Exercise requirements: Exactly as it appears, restate the whole listing.

#####

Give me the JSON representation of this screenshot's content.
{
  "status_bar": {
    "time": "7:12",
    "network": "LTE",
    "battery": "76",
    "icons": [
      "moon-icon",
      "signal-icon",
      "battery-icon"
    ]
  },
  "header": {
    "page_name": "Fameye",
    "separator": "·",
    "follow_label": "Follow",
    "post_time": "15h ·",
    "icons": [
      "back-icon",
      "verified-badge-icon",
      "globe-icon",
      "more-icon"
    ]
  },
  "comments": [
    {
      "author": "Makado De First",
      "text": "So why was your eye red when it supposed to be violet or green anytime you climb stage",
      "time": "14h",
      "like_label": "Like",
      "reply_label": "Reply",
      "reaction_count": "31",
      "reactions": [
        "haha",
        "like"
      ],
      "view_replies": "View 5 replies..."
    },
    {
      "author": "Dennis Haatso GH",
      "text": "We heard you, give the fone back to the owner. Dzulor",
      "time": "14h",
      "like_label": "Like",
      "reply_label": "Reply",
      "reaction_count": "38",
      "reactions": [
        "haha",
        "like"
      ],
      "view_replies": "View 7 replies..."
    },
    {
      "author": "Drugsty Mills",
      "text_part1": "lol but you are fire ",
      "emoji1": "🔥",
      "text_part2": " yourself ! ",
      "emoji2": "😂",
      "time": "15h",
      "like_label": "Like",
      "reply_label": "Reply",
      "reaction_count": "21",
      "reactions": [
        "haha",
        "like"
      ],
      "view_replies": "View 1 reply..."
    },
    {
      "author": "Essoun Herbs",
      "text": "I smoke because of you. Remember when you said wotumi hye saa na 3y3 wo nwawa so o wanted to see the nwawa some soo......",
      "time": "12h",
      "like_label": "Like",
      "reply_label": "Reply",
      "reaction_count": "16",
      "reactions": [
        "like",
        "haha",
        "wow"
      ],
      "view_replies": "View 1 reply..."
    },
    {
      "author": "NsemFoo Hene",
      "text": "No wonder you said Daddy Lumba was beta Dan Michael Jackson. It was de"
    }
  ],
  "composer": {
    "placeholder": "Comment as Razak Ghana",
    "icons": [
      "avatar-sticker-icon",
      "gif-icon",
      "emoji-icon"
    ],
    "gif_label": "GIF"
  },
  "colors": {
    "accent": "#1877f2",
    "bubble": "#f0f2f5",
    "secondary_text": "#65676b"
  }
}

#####

Answer to the exercise:
Give me the JSON representation of this screenshot's content.
{
  "status_bar": {
    "time": "7:12",
    "network": "LTE",
    "battery": "76",
    "icons": [
      "moon-icon",
      "signal-icon",
      "battery-icon"
    ]
  },
  "header": {
    "page_name": "Fameye",
    "separator": "·",
    "follow_label": "Follow",
    "post_time": "15h ·",
    "icons": [
      "back-icon",
      "verified-badge-icon",
      "globe-icon",
      "more-icon"
    ]
  },
  "comments": [
    {
      "author": "Makado De First",
      "text": "So why was your eye red when it supposed to be violet or green anytime you climb stage",
      "time": "14h",
      "like_label": "Like",
      "reply_label": "Reply",
      "reaction_count": "31",
      "reactions": [
        "haha",
        "like"
      ],
      "view_replies": "View 5 replies..."
    },
    {
      "author": "Dennis Haatso GH",
      "text": "We heard you, give the fone back to the owner. Dzulor",
      "time": "14h",
      "like_label": "Like",
      "reply_label": "Reply",
      "reaction_count": "38",
      "reactions": [
        "haha",
        "like"
      ],
      "view_replies": "View 7 replies..."
    },
    {
      "author": "Drugsty Mills",
      "text_part1": "lol but you are fire ",
      "emoji1": "🔥",
      "text_part2": " yourself ! ",
      "emoji2": "😂",
      "time": "15h",
      "like_label": "Like",
      "reply_label": "Reply",
      "reaction_count": "21",
      "reactions": [
        "haha",
        "like"
      ],
      "view_replies": "View 1 reply..."
    },
    {
      "author": "Essoun Herbs",
      "text": "I smoke because of you. Remember when you said wotumi hye saa na 3y3 wo nwawa so o wanted to see the nwawa some soo......",
      "time": "12h",
      "like_label": "Like",
      "reply_label": "Reply",
      "reaction_count": "16",
      "reactions": [
        "like",
        "haha",
        "wow"
      ],
      "view_replies": "View 1 reply..."
    },
    {
      "author": "NsemFoo Hene",
      "text": "No wonder you said Daddy Lumba was beta Dan Michael Jackson. It was de"
    }
  ],
  "composer": {
    "placeholder": "Comment as Razak Ghana",
    "icons": [
      "avatar-sticker-icon",
      "gif-icon",
      "emoji-icon"
    ],
    "gif_label": "GIF"
  },
  "colors": {
    "accent": "#1877f2",
    "bubble": "#f0f2f5",
    "secondary_text": "#65676b"
  }
}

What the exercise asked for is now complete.